Page and application data records:
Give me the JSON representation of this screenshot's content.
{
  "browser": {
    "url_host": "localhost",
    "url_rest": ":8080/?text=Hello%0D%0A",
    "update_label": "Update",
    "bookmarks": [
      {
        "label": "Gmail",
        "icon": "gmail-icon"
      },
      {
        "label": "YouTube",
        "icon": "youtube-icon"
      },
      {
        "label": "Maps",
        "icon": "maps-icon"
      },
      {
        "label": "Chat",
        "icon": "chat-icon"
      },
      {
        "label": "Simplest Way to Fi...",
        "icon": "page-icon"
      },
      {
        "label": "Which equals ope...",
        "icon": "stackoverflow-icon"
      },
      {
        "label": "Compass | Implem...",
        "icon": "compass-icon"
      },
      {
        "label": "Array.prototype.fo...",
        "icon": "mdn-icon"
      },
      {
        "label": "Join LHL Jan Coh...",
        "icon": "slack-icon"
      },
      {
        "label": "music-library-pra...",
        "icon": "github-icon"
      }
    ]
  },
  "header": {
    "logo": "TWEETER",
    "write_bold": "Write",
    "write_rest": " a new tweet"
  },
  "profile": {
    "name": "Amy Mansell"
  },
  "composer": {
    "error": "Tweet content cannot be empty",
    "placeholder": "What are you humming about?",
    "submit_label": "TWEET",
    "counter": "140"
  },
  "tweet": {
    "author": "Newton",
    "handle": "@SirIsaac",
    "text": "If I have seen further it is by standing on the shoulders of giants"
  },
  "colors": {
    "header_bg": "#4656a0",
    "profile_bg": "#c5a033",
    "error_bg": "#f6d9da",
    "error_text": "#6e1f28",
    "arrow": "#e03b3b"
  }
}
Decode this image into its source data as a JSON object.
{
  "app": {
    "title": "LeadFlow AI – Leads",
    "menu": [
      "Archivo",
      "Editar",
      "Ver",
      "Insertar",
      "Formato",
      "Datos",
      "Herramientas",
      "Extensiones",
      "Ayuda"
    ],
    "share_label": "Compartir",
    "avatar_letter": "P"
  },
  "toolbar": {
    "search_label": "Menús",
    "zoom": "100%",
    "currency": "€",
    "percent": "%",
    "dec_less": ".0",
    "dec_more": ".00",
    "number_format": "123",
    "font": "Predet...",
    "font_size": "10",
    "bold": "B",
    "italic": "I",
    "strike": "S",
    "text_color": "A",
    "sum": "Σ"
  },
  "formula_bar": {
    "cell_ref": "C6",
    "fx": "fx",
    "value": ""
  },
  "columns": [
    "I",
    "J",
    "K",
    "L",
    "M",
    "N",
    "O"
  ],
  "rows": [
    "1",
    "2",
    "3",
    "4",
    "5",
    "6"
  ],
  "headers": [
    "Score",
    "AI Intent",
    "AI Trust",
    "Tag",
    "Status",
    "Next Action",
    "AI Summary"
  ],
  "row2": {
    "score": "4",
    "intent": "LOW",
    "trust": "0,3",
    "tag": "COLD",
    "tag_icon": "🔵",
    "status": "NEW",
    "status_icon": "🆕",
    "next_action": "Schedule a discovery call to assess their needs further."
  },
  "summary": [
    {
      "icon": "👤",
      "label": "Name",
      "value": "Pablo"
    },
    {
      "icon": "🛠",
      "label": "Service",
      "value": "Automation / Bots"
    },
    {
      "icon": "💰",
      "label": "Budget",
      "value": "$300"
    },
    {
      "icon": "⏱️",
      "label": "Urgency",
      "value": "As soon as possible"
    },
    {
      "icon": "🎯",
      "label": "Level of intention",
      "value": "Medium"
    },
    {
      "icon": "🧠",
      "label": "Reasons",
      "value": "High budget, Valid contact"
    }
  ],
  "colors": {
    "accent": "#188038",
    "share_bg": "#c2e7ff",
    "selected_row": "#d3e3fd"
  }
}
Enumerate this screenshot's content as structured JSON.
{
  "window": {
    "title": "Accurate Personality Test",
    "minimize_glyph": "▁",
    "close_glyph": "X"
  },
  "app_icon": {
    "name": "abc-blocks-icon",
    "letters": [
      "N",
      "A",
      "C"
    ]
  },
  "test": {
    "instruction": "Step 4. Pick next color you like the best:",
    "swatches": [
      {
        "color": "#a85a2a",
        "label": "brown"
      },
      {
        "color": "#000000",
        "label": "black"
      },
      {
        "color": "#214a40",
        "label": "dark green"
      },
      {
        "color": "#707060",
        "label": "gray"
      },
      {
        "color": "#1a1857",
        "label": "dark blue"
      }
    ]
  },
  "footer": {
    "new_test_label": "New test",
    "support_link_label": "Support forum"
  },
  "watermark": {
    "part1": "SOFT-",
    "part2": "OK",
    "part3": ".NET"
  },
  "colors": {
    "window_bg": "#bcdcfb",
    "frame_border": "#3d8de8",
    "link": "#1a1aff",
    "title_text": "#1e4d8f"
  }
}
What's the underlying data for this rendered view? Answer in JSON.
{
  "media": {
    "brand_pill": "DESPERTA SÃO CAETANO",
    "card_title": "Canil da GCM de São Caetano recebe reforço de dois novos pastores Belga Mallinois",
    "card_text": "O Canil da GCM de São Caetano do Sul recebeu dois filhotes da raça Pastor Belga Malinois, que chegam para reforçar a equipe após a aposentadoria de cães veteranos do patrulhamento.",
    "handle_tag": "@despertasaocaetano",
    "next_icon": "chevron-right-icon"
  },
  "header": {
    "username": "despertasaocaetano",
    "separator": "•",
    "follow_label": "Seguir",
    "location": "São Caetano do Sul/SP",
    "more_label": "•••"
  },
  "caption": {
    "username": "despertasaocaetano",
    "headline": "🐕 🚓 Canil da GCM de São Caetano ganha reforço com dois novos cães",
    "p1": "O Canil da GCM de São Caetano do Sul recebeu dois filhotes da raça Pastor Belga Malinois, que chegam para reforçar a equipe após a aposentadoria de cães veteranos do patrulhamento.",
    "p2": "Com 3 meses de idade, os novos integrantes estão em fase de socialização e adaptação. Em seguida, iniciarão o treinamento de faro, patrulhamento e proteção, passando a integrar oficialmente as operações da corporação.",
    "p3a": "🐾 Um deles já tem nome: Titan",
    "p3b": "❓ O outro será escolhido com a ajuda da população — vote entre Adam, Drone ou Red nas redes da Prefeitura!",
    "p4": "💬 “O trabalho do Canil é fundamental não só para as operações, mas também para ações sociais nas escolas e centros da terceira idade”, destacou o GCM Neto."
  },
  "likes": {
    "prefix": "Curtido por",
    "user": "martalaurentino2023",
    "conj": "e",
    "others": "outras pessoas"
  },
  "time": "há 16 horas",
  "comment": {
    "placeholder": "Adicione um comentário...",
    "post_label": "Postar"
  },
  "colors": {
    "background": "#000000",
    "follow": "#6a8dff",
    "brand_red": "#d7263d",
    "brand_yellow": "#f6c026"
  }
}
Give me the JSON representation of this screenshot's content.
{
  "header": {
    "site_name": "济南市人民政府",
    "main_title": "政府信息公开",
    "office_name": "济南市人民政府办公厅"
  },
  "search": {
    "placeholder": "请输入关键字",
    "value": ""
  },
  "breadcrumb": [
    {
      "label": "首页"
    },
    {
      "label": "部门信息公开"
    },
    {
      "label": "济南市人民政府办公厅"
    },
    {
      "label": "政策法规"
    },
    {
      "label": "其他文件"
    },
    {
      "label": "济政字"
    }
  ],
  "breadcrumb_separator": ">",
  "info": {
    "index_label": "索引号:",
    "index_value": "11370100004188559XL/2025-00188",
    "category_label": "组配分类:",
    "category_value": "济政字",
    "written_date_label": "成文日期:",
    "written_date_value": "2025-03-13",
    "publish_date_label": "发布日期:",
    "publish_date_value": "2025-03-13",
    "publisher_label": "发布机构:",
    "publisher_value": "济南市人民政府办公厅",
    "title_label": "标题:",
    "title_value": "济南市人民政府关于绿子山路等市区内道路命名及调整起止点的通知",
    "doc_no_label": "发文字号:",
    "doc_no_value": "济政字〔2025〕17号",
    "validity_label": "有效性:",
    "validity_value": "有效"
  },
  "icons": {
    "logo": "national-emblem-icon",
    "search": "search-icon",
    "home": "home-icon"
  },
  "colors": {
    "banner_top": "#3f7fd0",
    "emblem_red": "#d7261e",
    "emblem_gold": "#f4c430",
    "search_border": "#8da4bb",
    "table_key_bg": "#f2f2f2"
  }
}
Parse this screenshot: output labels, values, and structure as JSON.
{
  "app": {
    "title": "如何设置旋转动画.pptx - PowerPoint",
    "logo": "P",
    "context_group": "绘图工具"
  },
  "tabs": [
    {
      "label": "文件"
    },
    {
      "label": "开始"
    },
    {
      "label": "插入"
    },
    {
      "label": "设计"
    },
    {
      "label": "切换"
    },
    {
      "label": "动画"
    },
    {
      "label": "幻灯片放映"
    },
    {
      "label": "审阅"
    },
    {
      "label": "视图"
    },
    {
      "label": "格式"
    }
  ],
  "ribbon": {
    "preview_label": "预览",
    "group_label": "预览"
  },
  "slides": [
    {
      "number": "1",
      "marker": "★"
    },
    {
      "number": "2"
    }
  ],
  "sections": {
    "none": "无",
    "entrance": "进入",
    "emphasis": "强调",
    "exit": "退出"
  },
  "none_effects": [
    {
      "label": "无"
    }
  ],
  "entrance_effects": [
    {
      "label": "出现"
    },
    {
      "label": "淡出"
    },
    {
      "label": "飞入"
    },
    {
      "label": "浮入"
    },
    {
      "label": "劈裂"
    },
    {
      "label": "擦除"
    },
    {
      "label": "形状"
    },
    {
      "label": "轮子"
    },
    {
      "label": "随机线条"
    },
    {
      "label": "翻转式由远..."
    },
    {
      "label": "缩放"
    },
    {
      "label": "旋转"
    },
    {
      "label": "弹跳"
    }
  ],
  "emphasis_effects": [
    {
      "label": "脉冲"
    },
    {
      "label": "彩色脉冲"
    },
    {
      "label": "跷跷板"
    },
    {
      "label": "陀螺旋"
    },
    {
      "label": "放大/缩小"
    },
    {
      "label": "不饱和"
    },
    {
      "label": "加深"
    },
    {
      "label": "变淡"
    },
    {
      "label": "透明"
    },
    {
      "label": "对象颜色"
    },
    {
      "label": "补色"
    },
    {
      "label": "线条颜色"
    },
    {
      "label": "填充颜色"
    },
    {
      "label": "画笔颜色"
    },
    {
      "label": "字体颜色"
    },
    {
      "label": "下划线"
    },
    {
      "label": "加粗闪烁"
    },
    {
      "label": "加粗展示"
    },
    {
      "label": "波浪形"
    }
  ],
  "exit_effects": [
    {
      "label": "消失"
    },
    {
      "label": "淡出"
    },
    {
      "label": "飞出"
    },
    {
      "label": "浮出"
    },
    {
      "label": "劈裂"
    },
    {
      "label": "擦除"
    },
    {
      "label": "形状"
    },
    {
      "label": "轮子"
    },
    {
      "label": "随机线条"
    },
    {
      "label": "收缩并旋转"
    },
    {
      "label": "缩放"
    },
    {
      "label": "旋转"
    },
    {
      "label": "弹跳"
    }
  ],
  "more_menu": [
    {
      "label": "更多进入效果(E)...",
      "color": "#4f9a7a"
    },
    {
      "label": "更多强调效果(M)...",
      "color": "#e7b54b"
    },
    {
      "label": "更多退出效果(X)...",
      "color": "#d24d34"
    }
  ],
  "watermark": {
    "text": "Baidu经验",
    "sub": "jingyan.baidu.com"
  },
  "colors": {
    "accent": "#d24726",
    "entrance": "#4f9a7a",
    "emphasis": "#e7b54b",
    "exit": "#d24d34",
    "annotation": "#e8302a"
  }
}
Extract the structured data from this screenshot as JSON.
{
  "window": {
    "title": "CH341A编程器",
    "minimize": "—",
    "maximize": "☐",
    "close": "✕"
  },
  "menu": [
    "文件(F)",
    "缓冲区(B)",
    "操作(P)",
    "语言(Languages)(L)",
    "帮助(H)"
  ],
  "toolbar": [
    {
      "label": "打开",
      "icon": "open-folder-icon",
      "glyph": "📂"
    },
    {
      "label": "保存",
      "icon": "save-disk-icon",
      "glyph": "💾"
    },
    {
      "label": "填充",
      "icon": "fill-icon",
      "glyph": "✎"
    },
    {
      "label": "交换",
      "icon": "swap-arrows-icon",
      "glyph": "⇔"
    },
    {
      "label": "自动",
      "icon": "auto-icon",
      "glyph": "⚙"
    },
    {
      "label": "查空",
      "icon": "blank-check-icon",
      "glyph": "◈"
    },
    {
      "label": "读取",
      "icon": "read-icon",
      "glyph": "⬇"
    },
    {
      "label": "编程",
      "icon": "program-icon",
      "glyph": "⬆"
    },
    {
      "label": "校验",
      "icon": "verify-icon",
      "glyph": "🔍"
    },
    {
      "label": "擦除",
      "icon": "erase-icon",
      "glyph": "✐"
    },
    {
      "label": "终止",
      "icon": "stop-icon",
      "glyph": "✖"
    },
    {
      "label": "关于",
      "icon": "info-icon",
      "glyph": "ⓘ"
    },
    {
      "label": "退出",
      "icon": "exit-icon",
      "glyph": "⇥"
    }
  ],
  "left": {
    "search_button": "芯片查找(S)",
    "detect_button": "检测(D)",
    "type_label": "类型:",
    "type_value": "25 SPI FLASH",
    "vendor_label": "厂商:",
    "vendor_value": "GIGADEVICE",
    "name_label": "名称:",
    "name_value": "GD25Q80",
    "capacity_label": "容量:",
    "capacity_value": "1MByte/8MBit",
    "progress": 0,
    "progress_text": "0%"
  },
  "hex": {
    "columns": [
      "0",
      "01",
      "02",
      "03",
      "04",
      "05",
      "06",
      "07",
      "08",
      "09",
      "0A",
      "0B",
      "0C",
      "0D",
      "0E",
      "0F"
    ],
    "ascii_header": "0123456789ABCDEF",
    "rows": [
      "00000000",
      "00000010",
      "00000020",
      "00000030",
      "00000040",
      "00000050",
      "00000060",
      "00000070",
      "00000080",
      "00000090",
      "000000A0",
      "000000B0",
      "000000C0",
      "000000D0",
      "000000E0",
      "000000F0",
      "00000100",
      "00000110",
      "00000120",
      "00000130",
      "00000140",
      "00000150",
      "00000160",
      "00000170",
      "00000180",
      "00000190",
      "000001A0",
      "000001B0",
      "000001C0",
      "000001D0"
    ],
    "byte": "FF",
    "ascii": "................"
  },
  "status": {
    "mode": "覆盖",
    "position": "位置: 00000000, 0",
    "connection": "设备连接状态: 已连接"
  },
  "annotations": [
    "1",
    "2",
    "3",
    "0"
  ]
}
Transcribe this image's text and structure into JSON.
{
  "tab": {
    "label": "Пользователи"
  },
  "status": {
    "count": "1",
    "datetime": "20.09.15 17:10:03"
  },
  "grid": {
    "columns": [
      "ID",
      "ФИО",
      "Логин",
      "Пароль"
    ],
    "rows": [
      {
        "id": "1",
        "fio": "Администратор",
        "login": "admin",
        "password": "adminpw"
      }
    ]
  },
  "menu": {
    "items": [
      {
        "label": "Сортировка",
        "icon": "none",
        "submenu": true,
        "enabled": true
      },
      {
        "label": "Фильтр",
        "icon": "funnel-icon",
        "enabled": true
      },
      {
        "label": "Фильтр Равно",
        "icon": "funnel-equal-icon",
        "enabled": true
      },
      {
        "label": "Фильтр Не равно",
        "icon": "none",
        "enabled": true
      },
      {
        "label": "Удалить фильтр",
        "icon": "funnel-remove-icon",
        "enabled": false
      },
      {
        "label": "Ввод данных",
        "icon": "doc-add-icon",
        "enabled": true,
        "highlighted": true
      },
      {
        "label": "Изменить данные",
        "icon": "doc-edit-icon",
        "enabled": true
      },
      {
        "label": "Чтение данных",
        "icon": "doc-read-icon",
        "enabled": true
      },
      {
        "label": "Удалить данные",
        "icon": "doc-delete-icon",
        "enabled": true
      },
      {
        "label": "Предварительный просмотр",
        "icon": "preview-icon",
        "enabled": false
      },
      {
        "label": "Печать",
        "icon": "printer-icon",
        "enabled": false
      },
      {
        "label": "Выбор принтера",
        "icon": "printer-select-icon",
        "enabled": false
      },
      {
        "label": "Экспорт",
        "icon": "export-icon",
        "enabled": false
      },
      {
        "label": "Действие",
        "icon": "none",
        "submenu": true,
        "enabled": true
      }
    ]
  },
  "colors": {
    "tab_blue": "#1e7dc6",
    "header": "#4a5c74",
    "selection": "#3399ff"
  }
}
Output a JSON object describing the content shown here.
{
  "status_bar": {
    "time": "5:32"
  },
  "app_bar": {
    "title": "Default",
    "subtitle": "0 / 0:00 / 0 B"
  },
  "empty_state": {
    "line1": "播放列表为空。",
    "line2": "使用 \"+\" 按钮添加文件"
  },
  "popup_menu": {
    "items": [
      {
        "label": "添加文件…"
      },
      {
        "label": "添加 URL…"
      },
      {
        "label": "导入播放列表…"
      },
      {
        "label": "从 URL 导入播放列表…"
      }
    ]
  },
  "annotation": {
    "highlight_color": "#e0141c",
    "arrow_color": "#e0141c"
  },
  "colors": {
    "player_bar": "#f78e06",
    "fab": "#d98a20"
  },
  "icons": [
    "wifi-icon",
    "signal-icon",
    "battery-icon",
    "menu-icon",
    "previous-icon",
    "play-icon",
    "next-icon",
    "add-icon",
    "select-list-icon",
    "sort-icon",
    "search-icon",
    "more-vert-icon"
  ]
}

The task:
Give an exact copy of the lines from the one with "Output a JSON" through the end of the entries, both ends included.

Result for this task:
Output a JSON object describing the content shown here.
{
  "status_bar": {
    "time": "5:32"
  },
  "app_bar": {
    "title": "Default",
    "subtitle": "0 / 0:00 / 0 B"
  },
  "empty_state": {
    "line1": "播放列表为空。",
    "line2": "使用 \"+\" 按钮添加文件"
  },
  "popup_menu": {
    "items": [
      {
        "label": "添加文件…"
      },
      {
        "label": "添加 URL…"
      },
      {
        "label": "导入播放列表…"
      },
      {
        "label": "从 URL 导入播放列表…"
      }
    ]
  },
  "annotation": {
    "highlight_color": "#e0141c",
    "arrow_color": "#e0141c"
  },
  "colors": {
    "player_bar": "#f78e06",
    "fab": "#d98a20"
  },
  "icons": [
    "wifi-icon",
    "signal-icon",
    "battery-icon",
    "menu-icon",
    "previous-icon",
    "play-icon",
    "next-icon",
    "add-icon",
    "select-list-icon",
    "sort-icon",
    "search-icon",
    "more-vert-icon"
  ]
}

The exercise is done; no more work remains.